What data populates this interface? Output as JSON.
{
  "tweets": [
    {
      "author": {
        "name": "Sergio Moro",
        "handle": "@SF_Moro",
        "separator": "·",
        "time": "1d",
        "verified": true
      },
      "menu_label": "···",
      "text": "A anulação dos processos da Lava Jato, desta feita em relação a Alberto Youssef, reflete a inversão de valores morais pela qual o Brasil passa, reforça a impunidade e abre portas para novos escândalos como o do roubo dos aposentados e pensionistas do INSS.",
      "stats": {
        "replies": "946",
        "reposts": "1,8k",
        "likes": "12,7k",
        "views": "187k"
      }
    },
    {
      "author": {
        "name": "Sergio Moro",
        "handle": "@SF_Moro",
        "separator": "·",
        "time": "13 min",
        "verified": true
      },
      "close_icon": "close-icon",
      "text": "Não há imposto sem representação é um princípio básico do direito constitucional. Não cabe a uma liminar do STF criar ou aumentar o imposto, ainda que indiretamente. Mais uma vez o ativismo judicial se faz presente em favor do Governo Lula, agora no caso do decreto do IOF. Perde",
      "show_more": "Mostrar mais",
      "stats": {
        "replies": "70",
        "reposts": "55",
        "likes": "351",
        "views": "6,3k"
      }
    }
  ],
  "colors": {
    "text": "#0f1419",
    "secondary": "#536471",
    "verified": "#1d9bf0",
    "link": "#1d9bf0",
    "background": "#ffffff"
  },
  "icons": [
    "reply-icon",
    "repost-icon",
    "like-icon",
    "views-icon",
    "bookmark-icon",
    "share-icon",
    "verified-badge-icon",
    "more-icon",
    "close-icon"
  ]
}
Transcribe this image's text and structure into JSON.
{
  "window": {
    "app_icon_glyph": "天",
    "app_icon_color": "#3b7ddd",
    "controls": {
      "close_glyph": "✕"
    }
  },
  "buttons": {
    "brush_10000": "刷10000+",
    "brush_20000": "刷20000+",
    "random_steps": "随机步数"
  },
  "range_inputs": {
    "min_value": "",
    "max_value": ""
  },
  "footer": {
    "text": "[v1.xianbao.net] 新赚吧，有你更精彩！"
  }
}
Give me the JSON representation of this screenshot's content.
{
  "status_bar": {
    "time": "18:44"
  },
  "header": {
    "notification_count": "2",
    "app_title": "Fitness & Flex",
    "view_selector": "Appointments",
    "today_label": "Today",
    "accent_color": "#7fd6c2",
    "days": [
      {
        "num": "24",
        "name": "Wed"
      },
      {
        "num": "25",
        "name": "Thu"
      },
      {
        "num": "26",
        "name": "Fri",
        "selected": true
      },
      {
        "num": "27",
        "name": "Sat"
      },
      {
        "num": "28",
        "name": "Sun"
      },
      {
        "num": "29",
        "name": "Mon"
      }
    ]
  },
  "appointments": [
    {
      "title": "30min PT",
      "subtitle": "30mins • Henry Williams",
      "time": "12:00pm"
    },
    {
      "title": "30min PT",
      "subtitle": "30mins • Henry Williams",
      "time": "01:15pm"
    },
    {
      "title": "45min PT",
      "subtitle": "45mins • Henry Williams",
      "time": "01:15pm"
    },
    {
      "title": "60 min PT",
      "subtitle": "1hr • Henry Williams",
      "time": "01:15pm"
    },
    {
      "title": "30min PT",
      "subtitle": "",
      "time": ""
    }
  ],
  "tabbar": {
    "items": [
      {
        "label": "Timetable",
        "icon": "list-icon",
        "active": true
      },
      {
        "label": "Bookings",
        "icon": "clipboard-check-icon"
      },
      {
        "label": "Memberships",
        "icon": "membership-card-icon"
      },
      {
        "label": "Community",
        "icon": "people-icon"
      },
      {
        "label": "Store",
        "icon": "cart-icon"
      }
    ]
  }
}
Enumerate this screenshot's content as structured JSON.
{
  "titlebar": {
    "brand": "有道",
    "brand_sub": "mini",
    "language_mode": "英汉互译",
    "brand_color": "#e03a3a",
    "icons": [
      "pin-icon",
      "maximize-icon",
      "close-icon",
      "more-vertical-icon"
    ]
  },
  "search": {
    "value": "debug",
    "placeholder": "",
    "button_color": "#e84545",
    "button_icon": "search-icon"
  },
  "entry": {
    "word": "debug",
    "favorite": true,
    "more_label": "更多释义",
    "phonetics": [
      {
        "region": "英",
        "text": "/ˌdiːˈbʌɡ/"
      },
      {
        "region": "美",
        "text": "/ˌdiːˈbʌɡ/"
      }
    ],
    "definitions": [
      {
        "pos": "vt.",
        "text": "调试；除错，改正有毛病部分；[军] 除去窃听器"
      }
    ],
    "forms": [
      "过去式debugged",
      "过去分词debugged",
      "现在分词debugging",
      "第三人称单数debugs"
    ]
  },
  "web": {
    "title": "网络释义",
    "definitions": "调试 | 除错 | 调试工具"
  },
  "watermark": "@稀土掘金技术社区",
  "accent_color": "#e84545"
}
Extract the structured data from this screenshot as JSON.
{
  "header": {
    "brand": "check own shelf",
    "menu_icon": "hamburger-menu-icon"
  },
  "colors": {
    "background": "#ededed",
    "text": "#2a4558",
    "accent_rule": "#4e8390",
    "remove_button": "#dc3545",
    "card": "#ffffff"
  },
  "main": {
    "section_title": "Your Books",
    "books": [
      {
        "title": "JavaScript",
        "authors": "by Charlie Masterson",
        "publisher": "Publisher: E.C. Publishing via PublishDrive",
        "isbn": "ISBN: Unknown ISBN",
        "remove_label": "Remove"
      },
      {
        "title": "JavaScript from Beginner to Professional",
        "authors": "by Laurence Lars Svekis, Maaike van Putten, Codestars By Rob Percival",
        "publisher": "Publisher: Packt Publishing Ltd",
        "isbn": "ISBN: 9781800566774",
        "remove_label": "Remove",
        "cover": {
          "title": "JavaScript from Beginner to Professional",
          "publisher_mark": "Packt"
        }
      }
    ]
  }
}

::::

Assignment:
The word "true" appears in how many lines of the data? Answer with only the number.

Result for this task:
5